Elizabeth Lovitt Cann
Oil on canvas
65.0 x 46.1 cm
Gift of the Nova Scotia Society of Artists, Diploma Collection,
Halifax, Nova Scotia, 1974
Born in Yarmouth, NS in 1901 to a shipbuilding family, Elizabeth Cann had the advantages of wealth and far-flung family connections that allowed for extensive travel and study. Following studies at the Philadelphia Academy of Fine Arts and the New York School of Applied Design for Women, Cann and her mother travelled and lived across Europe and Canada, returning only periodically to Yarmouth.
Cann began a distinguished and extensive exhibition history as early as 1923 at the Salon d'Automne in Paris. A solo exhibition in Montreal followed and in May 1929 her painting The Artist's Model was accepted at the Spring Salon in Paris and in the 1930 Royal Canadian Academy exhibition in Toronto. In 1936 Cann returned to Yarmouth where she remained until her death, in 1977, except for a rare summer trip abroad.

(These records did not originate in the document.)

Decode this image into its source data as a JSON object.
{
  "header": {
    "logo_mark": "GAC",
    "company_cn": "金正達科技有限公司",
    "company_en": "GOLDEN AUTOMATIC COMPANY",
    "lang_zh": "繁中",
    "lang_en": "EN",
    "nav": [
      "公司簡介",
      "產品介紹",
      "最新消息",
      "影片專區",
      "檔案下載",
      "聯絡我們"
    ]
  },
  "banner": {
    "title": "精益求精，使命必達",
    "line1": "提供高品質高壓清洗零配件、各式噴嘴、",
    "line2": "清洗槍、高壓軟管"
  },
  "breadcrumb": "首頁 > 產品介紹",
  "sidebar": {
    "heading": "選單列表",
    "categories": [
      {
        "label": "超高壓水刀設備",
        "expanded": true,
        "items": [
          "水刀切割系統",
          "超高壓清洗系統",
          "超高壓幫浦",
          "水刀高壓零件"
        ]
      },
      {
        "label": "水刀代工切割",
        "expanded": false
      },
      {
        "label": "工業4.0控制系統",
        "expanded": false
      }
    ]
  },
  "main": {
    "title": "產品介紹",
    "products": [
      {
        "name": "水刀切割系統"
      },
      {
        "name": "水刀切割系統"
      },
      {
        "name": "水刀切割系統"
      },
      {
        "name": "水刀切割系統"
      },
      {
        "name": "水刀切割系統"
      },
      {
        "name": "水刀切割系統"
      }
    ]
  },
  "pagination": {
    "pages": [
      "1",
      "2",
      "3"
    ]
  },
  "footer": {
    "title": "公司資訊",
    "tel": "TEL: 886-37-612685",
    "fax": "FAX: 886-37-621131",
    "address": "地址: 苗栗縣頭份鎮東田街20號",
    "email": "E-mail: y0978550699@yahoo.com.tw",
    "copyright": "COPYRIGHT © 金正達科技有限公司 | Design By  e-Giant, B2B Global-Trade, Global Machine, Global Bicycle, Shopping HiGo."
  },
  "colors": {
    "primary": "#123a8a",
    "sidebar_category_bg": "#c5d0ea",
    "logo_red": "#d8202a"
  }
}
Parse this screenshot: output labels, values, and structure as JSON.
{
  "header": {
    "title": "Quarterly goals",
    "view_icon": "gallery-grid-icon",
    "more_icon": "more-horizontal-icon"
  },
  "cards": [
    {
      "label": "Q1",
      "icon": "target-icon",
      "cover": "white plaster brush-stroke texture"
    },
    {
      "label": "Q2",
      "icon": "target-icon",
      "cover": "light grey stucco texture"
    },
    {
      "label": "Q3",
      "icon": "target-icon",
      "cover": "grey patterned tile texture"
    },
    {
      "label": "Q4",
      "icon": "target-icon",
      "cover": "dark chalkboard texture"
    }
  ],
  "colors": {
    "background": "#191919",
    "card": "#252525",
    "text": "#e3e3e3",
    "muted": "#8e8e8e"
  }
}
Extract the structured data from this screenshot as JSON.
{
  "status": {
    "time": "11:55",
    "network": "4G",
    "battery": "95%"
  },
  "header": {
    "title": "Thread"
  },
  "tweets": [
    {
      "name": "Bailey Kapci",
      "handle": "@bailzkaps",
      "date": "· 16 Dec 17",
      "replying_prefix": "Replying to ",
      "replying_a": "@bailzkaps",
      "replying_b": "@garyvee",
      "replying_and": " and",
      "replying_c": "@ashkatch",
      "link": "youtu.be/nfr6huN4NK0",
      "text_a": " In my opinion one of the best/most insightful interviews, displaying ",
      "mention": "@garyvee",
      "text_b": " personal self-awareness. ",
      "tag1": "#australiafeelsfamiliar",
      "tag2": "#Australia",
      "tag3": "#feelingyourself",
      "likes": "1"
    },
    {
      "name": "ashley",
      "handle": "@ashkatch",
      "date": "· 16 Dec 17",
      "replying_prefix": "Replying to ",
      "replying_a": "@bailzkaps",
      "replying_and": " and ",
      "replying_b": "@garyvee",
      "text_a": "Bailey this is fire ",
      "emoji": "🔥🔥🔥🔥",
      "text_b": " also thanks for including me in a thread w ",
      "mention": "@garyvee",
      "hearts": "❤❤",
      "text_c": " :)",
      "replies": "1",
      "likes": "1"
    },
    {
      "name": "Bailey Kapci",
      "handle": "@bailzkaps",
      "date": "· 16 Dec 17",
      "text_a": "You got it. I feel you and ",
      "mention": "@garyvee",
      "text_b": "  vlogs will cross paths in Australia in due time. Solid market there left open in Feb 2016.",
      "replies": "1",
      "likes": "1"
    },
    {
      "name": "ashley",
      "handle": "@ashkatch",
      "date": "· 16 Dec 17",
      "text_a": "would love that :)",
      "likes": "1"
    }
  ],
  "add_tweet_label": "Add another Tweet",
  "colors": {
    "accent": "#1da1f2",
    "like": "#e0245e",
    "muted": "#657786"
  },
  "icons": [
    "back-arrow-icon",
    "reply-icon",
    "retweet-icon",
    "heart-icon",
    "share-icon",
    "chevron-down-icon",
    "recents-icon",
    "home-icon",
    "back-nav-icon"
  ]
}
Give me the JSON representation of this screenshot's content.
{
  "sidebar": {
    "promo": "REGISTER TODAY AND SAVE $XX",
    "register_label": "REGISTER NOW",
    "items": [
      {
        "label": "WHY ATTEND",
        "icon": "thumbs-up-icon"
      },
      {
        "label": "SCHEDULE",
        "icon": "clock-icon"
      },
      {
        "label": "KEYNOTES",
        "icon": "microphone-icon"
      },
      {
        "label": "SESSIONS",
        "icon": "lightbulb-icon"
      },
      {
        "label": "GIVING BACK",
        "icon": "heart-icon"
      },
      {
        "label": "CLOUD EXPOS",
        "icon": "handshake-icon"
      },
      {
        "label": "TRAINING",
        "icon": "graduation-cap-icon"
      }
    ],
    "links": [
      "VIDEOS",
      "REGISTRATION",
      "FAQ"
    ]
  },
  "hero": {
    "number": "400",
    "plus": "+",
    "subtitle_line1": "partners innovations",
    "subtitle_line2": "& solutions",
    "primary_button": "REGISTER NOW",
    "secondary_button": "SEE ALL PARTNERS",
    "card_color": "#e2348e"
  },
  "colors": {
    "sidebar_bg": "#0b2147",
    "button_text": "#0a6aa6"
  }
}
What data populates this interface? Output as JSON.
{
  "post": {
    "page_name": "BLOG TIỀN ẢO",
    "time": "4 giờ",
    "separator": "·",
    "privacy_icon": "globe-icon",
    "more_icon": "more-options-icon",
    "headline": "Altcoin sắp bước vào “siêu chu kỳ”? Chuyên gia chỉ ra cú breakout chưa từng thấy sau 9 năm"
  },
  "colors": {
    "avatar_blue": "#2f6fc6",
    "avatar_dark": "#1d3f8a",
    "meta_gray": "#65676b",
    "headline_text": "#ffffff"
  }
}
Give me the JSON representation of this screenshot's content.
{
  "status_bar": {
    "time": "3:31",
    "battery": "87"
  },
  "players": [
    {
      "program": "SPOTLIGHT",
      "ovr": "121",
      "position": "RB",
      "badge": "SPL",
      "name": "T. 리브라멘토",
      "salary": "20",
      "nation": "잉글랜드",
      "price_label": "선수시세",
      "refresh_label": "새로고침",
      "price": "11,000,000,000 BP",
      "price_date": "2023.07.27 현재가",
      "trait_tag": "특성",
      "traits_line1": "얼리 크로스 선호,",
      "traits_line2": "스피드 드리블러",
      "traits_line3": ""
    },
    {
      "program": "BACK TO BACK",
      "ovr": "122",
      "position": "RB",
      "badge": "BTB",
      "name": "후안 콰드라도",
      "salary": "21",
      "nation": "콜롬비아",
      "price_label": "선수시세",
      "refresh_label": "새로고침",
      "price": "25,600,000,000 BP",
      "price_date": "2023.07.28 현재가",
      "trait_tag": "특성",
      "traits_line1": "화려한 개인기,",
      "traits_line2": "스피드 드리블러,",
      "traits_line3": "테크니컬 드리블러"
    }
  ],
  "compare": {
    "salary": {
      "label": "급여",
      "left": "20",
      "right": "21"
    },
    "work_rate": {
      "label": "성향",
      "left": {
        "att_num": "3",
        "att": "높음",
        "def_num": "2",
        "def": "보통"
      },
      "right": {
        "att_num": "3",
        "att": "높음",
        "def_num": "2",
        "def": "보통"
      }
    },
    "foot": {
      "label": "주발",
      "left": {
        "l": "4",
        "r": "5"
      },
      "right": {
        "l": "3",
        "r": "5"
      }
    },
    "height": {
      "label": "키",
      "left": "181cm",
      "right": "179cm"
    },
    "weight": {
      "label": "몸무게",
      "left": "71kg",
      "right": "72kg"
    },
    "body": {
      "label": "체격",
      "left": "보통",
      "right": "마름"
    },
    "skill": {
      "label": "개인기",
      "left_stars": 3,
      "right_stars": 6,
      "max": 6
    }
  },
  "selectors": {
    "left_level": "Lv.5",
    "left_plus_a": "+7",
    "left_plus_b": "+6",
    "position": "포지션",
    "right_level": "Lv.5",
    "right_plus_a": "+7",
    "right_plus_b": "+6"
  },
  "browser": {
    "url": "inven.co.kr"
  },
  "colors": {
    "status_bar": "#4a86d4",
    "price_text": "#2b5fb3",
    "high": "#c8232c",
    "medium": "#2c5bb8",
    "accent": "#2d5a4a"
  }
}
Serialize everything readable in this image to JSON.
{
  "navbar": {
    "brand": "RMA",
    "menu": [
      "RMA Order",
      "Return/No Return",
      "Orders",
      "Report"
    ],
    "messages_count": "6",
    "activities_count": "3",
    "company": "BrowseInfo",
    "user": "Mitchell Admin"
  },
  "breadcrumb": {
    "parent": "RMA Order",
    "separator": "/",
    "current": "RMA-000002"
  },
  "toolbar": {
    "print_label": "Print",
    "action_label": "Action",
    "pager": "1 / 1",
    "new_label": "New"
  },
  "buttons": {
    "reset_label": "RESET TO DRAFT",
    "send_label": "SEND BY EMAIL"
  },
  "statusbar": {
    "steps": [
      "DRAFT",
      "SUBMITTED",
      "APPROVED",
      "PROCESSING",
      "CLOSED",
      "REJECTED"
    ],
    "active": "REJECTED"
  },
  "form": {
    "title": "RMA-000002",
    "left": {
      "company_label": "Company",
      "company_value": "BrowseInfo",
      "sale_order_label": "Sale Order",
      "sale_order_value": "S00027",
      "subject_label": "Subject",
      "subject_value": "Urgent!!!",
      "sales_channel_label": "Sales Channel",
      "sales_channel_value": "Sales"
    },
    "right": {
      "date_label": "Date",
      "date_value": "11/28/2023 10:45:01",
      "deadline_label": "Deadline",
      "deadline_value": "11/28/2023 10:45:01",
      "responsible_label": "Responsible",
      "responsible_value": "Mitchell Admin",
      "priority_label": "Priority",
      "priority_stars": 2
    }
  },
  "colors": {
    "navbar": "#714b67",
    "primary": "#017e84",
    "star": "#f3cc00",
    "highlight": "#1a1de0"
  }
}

Cann's main interest was in portraiture. Her work is noted for the expressiveness of her subjects and its ability to arrest and engage the viewer. Her sitters are almost exclusively women and girls, portrayed with a deep psychological sensitivity. The Soldier’s Wife is an excellent example of Cann’s approach to portrait painting. Gemey Kelly has referred to The Soldier’s Wife as a compelling deliberation "on the weariness of domestic routine coupled with the isolation inherent in the life of the wife and mother." The added stresses and anxieties of wartime can also be seen in the posture and facial expression of the sitter, and the heaviness of time during war might be suggested by the calendar over her shoulder. Unlike many of the contemporary commercial depictions of women, Cann presents a woman who is more than merely a wife, but a fully developed, complex individual in her own right.